The next I demoed Actiongram. These are holographic characters who interact with their environment. During the demo there was a zombie standing sideways on the wall that I had to move (by Air Tapping and holding) to a record player. We had to change some of the settings in Actiongram in order to make the zombie stand upright. Accessing and changing the setting was a breeze,once we figured out which ones we needed to change. After I properly oriented the zombie and placed him on the record player Kyle started playing a record and I air tapped the zombie and he (the zombie) started walking as the record was spinning. Before the demonstration ended I selected another character in Actiongram. This time a T-Rex. With this demonstration Kyle instructed me on how to make an Actiongram character full-size; I did this by saying “full size” and watch the T-Rex grow before my eyes. Lastly I did one final Bloom to go back to the “Home Screen” and that concluded my demonstration of Hololens.

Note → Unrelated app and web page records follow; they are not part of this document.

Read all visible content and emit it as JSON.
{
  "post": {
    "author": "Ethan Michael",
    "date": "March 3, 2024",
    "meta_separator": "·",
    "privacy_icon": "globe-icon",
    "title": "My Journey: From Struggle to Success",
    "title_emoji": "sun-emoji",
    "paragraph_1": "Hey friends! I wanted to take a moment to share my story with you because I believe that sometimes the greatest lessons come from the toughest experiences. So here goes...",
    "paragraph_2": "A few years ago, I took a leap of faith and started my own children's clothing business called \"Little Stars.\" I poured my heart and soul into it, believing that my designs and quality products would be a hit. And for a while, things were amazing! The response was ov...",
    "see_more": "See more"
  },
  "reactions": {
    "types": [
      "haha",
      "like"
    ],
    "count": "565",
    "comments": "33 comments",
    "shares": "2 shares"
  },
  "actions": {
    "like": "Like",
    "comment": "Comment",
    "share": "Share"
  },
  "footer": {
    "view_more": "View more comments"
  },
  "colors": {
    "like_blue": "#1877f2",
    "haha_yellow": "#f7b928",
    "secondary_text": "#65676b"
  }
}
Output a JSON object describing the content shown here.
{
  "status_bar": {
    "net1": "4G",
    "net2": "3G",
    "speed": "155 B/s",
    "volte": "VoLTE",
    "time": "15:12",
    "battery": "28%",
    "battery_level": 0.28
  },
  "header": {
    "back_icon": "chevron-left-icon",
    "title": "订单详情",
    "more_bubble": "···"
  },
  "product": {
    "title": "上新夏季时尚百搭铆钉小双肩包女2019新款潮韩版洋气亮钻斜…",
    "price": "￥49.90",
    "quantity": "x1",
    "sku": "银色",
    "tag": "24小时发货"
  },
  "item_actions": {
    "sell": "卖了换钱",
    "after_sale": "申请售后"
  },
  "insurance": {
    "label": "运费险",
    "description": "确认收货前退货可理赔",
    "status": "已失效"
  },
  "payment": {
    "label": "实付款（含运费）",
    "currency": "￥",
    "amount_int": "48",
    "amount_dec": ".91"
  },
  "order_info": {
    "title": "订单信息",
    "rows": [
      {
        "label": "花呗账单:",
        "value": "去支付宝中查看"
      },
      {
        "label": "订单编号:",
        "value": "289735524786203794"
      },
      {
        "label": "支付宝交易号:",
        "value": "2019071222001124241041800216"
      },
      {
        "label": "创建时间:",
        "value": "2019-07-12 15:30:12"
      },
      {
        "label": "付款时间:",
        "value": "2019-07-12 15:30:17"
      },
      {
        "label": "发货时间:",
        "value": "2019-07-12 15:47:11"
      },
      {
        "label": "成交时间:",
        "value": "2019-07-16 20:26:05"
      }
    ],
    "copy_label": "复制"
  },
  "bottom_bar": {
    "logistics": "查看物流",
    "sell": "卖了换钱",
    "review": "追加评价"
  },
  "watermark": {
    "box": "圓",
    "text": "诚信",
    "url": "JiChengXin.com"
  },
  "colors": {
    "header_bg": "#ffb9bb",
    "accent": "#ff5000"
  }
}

I think that this device is truly innovative! The build quality was great, and the device was comfortable to wear, the applications worked almost perfectly and you don’t have to worry about stumbling into objects or getting motion sickness. The quality of the video was really good but it’s no 4K TV by any means but still very crisp for a first generation wearable holographic device. I would compare the quality to a low end 720 HD TV. I have read complaints about the Hololens’ field-of-view and it not being large enough. I can see why this can be a concern for some, but I don’t think that it will be an issue for most users. However, if I had to name an improvement after the brief trail run I had with it, I would suggest that the field-of-view be slightly larger. When making the T-Rex full size I could only get about 80% of the it in the field-of-view. It could have been the fact that the object was placed so close to me that I couldn’t view it all. The voice commands worked really well considering all the noise in the store. If you have any experience with using voice commands on the X-Box Kinect then you will be pleased to know that voice commands are more responsive with the Hololens.
All-in-all I think that it is a very well thought out product. The demonstration was scheduled for 15 minutes but I moved through it so fast that it lasted less than 10 minutes. Given the limited number of interactions in place for the demo there wasn’t anything that I could do to test out the device in more detail. Hololens has the potential to change the way people are trained and educated (with the right price point and developer support) this device could really take off….or like so many futurist technologies (i.e. the Dreamcast and Kinect) it could fail before it leaves the ground . I hope that it catches on and on does not suffer from the same fate of its little brother the Kinect. Expect more posts on this amazing device as we follow it to see how it shape up to change the future of learning!
Credit: Business Insider
So there you have it that was my experience with Microsoft’s Hololens. Since I wasn’t technologically able to record what I was seeing or doing while using the Hololens here is a video that closely imitates the experience.
Hololens History: https://www.wired.com/2015/01/microsoft-hands-on/
Hololens Blog (Microsoft): https://blogs.windows.com/devices/category/microsoft-hololens/#pPRfzOoyETOYQfKR.97